Moxie the robot that's the future of mental health
I stumbled upon Moxie the other day. For those who don’t know, Moxie is a robot toy designed to help children with social-emotional learning. Judging from the commercial, it’s pretty good. By pretty good I don’t mean it’s a good thing. No this is clearly a sign of the impending apocalypse. By good I mean, it seems to be actually be able to listen, respond, and make appropriate facial expressions. I want to take a few moments and discuss the coming robot revolution and it’s impact on the field of psychotherapy (talk about things I never thought I’d say). I’m not excited about it, but I don’t think we can deny that robots are our future.
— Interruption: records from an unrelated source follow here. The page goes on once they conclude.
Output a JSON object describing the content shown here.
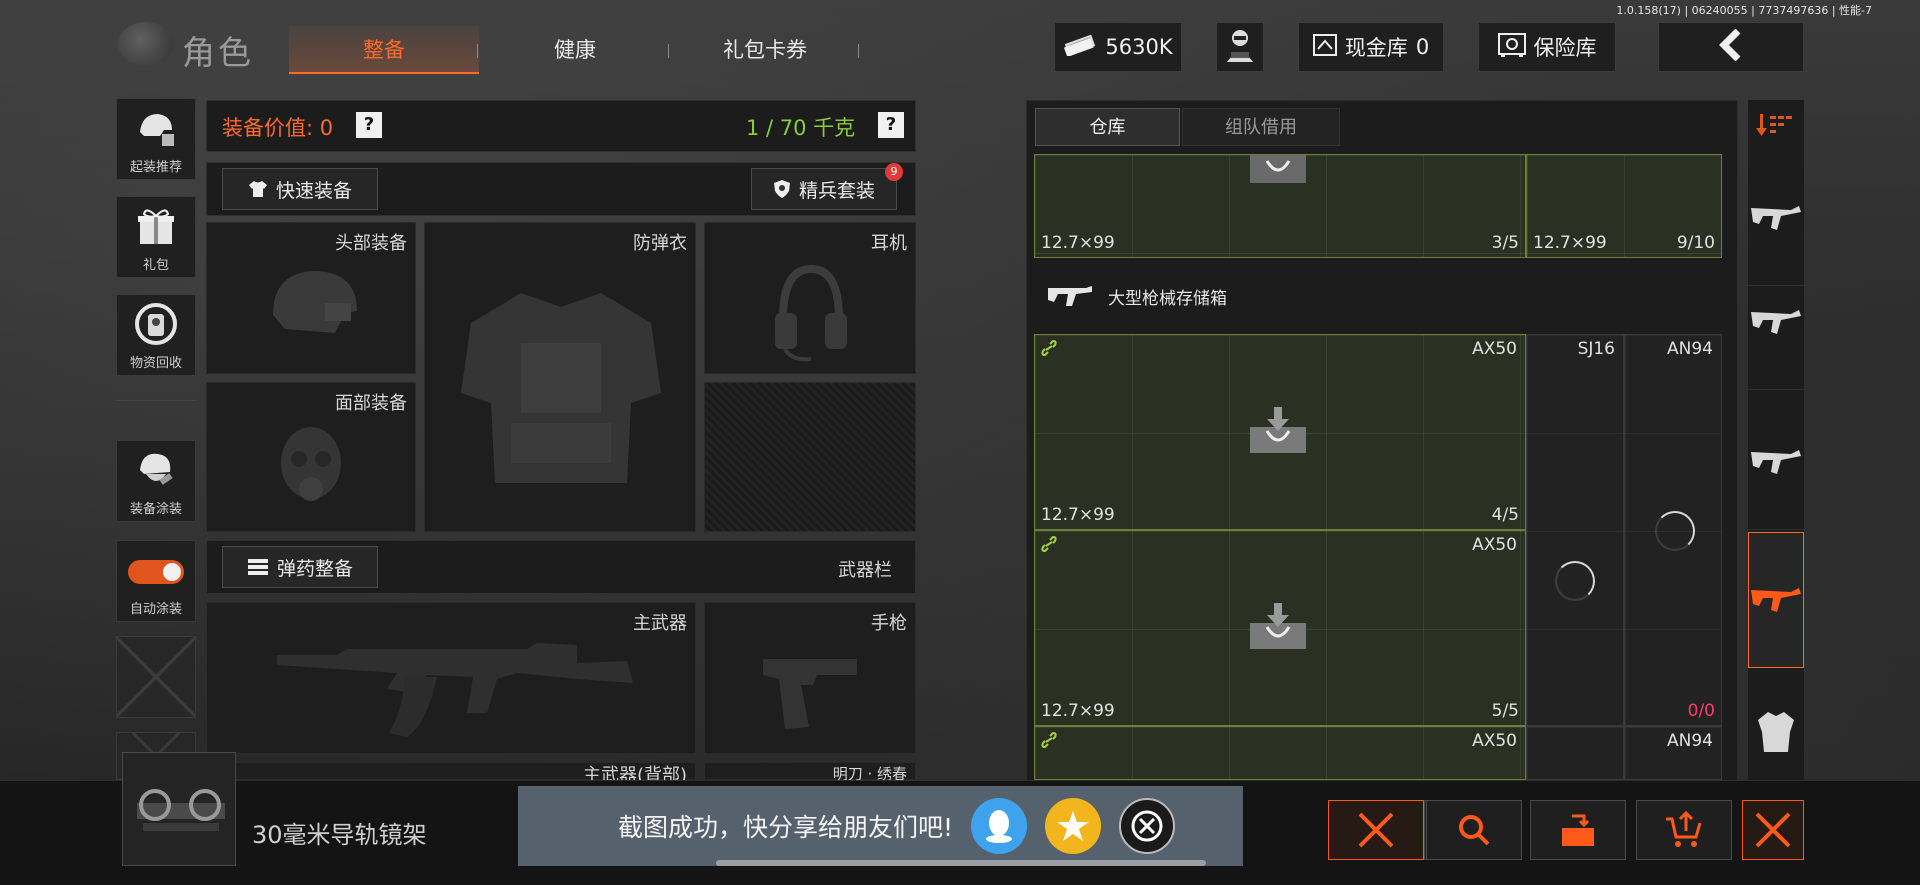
{
  "version": "1.0.158(17) | 06240055 | 7737497636 | 性能-7",
  "header": {
    "title": "角色",
    "tabs": [
      {
        "label": "整备",
        "active": true
      },
      {
        "label": "健康",
        "active": false
      },
      {
        "label": "礼包卡券",
        "active": false
      }
    ],
    "currency_value": "5630K",
    "cash_vault_label": "现金库",
    "cash_vault_value": "0",
    "safe_label": "保险库",
    "back_icon": "chevron-left-icon"
  },
  "sidebar": [
    {
      "label": "起装推荐",
      "icon": "helmet-gear-icon"
    },
    {
      "label": "礼包",
      "icon": "gift-icon"
    },
    {
      "label": "物资回收",
      "icon": "recycle-icon"
    },
    {
      "label": "装备涂装",
      "icon": "paint-helmet-icon"
    },
    {
      "label": "自动涂装",
      "icon": "toggle-switch",
      "toggle_on": true
    }
  ],
  "equipment": {
    "value_label": "装备价值:",
    "value": "0",
    "weight": "1 / 70 千克",
    "quick_equip": "快速装备",
    "elite_set": "精兵套装",
    "elite_badge": "9",
    "slots": {
      "head": "头部装备",
      "armor": "防弹衣",
      "headset": "耳机",
      "face": "面部装备",
      "primary": "主武器",
      "pistol": "手枪",
      "primary_back": "主武器(背部)",
      "melee": "明刀 · 绣春"
    },
    "ammo_btn": "弹药整备",
    "weapon_bar": "武器栏"
  },
  "warehouse": {
    "tabs": [
      {
        "label": "仓库",
        "active": true
      },
      {
        "label": "组队借用",
        "active": false
      }
    ],
    "top_row": [
      {
        "ammo": "12.7×99",
        "count": "3/5"
      },
      {
        "ammo": "12.7×99",
        "count": "9/10"
      }
    ],
    "storage_title": "大型枪械存储箱",
    "rows": [
      {
        "ammo": "12.7×99",
        "gun": "AX50",
        "count": "4/5",
        "slot2": "SJ16",
        "slot3": "AN94"
      },
      {
        "ammo": "12.7×99",
        "gun": "AX50",
        "count": "5/5",
        "slot3_count": "0/0"
      },
      {
        "gun": "AX50",
        "slot3": "AN94"
      }
    ]
  },
  "bottom": {
    "item_name": "30毫米导轨镜架",
    "toast": "截图成功，快分享给朋友们吧!",
    "buttons": [
      "close-icon",
      "search-icon",
      "storage-box-icon",
      "cart-upload-icon",
      "close-icon"
    ]
  },
  "colors": {
    "accent": "#ff6a2a",
    "weight_green": "#8ccb3a",
    "slot_green_border": "#6e7d3c"
  }
}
But to understand our future, first we have to take a look at our past.
Harry Harlow and the history of co-regulation
Harry Harlow is one of those psychologist we all learn about in psych 101 and promptly forget. He’s the monkey guy.
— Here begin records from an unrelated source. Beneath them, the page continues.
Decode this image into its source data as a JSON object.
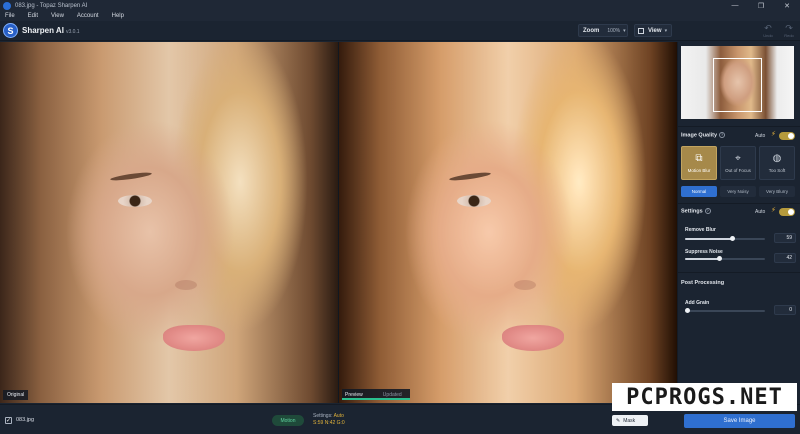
{
  "window": {
    "title": "083.jpg - Topaz Sharpen AI",
    "controls": [
      "—",
      "❐",
      "✕"
    ]
  },
  "menu": [
    "File",
    "Edit",
    "View",
    "Account",
    "Help"
  ],
  "header": {
    "app_name": "Sharpen AI",
    "version": "v3.0.1",
    "logo_letter": "S",
    "zoom_label": "Zoom",
    "zoom_value": "100%",
    "view_label": "View",
    "undo_label": "Undo",
    "redo_label": "Redo"
  },
  "viewer": {
    "left_label": "Original",
    "preview_label": "Preview",
    "updated_label": "Updated"
  },
  "panel": {
    "image_quality": {
      "title": "Image Quality",
      "auto_label": "Auto",
      "modes": [
        {
          "label": "Motion Blur",
          "active": true
        },
        {
          "label": "Out of Focus",
          "active": false
        },
        {
          "label": "Too Soft",
          "active": false
        }
      ],
      "levels": [
        {
          "label": "Normal",
          "active": true
        },
        {
          "label": "Very Noisy",
          "active": false
        },
        {
          "label": "Very Blurry",
          "active": false
        }
      ]
    },
    "settings": {
      "title": "Settings",
      "auto_label": "Auto",
      "remove_blur": {
        "label": "Remove Blur",
        "value": "59",
        "level": 59
      },
      "suppress_noise": {
        "label": "Suppress Noise",
        "value": "42",
        "level": 42
      }
    },
    "post_processing": {
      "title": "Post Processing",
      "add_grain": {
        "label": "Add Grain",
        "value": "0",
        "level": 0
      }
    }
  },
  "bottom": {
    "filename": "083.jpg",
    "check_mark": "✓",
    "mode_pill": "Motion",
    "settings_label": "Settings:",
    "settings_value": "Auto",
    "s_label": "S:",
    "s_value": "59",
    "n_label": "N:",
    "n_value": "42",
    "g_label": "G:",
    "g_value": "0",
    "mask_label": "Mask",
    "save_label": "Save Image"
  },
  "watermark": "PCPROGS.NET",
  "colors": {
    "accent_blue": "#2f6fd0",
    "active_mode": "#a6894a",
    "toggle_on": "#b59a3c",
    "preview_green": "#2bbf8e",
    "background": "#1b2431"
  }
}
In 1958 Harlow conducted the famous Wire Mother experiment. He’d been raising monkeys for nearly two decades for other experiments and had discovered something strange. Many of the baby monkeys had become attached to cloth diapers.
In this study, Harlow took infant monkeys from their biological mothers and gave them two inanimate surrogate mothers: one was a simple construction of wire and wood, and the second was covered in foam rubber and soft terry cloth. The infants were assigned to one of two conditions. In the first, the wire mother had a milk bottle and the cloth mother did not; in the second, the cloth mother had the food while the wire mother had none.
In both conditions, Harlow found that the infant monkeys spent significantly more time with the terry cloth mother than they did with the wire mother. When only the wire mother had food, the babies came to the wire mother to feed and immediately returned to cling to the cloth surrogate.
What he’d discovered was the babies’ attachment to the mother was cue based. The softness of the surrogate was a cue for connection, safety, and love. It’s like the button was pushed and the babies brains were saying “wow, this is the real thing.”
But wait, there’s more:
Harlow’s work showed that infants also turned to inanimate surrogate mothers for comfort when they were faced with new and scary situations. When placed in a novel environment with a surrogate mother, infant monkeys would explore the area, run back to the surrogate mother when startled, and then venture out to explore again. Without a surrogate mother, the infants were paralyzed with fear, huddled in a ball sucking their thumbs. If an alarming noise-making toy was placed in the cage, an infant with a surrogate mother present would explore and attack the toy; without a surrogate mother, the infant would cower in fear.
This is a process called co-regulation. When faced with big emotions the most healthy thing is to turn to our relationships. These monkeys were able to co-regulate with a surrogate.
Moxie the future of co-regulation
So what’s any of this have to do with Moxie?
If you watch the above video it’s pretty clear they are trying to have the robot co-regulate the kid. I used to think humans would never settle for a counterfeit experience from a machine. But history spins a different story. If we’re exposed to the right cues we will have the appropriate experience.
So what are the cues for human coregulation? A higher pitched melodic voice and lots of facial expression.
Moxie hits the right cues.
I’m not saying co-regulating with robots is a good thing. I’m saying it’s happening. People will buy Moxie, or whatever the next robot friend is, people will love it, and people will become genuinely attached to it. If a monkey can love a surrogate mother, a person can love a robot one.
So Moxie is innovative, but there’s something bigger going on here. Currently our society turns to therapists when we have troubles with social emotional learning. Schools deploy armies of psychologist, therapist, school counselors, aids and social workers to get kids the social emotional help they need. Unfortunately, the field of mental health has remained stagnant for 40 years.
Often times when a field is stagnant like ours is, the biggest innovation comes from an outside source. What this means is I expect companies like Moxie to unlock more about how change happens than I’d like to admit. The sort of innovation and improvements they will bring to our understanding of the therapeutic process will be staggering and awesome. Tech like Moxie are the future of mental health.